Data records for software interfaces:
_____
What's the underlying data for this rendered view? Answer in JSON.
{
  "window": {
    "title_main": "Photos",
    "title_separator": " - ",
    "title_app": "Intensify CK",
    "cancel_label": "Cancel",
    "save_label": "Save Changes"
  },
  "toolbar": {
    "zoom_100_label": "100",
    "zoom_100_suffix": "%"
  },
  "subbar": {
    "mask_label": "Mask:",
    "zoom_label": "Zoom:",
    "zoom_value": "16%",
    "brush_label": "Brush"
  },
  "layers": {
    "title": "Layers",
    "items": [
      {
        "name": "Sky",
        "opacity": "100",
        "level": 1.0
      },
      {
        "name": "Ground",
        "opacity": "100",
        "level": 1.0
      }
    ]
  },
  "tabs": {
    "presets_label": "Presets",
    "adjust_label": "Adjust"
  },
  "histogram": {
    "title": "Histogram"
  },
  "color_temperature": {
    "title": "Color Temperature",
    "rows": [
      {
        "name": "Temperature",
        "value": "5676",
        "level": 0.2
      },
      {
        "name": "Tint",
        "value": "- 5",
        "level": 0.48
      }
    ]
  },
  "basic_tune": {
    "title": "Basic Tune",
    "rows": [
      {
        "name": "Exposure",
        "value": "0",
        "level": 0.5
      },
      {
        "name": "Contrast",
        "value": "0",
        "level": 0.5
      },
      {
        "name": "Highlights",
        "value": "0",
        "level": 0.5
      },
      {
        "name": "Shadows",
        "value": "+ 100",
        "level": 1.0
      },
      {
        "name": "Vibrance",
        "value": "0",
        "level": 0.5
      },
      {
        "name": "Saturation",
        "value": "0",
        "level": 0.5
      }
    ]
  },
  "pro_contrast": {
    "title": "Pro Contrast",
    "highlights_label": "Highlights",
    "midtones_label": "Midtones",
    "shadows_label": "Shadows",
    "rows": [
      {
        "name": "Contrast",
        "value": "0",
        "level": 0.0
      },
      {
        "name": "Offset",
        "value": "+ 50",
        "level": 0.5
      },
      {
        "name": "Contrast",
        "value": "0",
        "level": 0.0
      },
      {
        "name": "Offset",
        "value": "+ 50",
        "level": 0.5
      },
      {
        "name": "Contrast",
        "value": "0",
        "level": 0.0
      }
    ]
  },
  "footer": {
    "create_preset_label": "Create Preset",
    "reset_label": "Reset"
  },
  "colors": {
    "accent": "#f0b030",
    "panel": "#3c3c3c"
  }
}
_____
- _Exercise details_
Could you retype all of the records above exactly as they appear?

- _Reply to the exercise_
What's the underlying data for this rendered view? Answer in JSON.
{
  "window": {
    "title_main": "Photos",
    "title_separator": " - ",
    "title_app": "Intensify CK",
    "cancel_label": "Cancel",
    "save_label": "Save Changes"
  },
  "toolbar": {
    "zoom_100_label": "100",
    "zoom_100_suffix": "%"
  },
  "subbar": {
    "mask_label": "Mask:",
    "zoom_label": "Zoom:",
    "zoom_value": "16%",
    "brush_label": "Brush"
  },
  "layers": {
    "title": "Layers",
    "items": [
      {
        "name": "Sky",
        "opacity": "100",
        "level": 1.0
      },
      {
        "name": "Ground",
        "opacity": "100",
        "level": 1.0
      }
    ]
  },
  "tabs": {
    "presets_label": "Presets",
    "adjust_label": "Adjust"
  },
  "histogram": {
    "title": "Histogram"
  },
  "color_temperature": {
    "title": "Color Temperature",
    "rows": [
      {
        "name": "Temperature",
        "value": "5676",
        "level": 0.2
      },
      {
        "name": "Tint",
        "value": "- 5",
        "level": 0.48
      }
    ]
  },
  "basic_tune": {
    "title": "Basic Tune",
    "rows": [
      {
        "name": "Exposure",
        "value": "0",
        "level": 0.5
      },
      {
        "name": "Contrast",
        "value": "0",
        "level": 0.5
      },
      {
        "name": "Highlights",
        "value": "0",
        "level": 0.5
      },
      {
        "name": "Shadows",
        "value": "+ 100",
        "level": 1.0
      },
      {
        "name": "Vibrance",
        "value": "0",
        "level": 0.5
      },
      {
        "name": "Saturation",
        "value": "0",
        "level": 0.5
      }
    ]
  },
  "pro_contrast": {
    "title": "Pro Contrast",
    "highlights_label": "Highlights",
    "midtones_label": "Midtones",
    "shadows_label": "Shadows",
    "rows": [
      {
        "name": "Contrast",
        "value": "0",
        "level": 0.0
      },
      {
        "name": "Offset",
        "value": "+ 50",
        "level": 0.5
      },
      {
        "name": "Contrast",
        "value": "0",
        "level": 0.0
      },
      {
        "name": "Offset",
        "value": "+ 50",
        "level": 0.5
      },
      {
        "name": "Contrast",
        "value": "0",
        "level": 0.0
      }
    ]
  },
  "footer": {
    "create_preset_label": "Create Preset",
    "reset_label": "Reset"
  },
  "colors": {
    "accent": "#f0b030",
    "panel": "#3c3c3c"
  }
}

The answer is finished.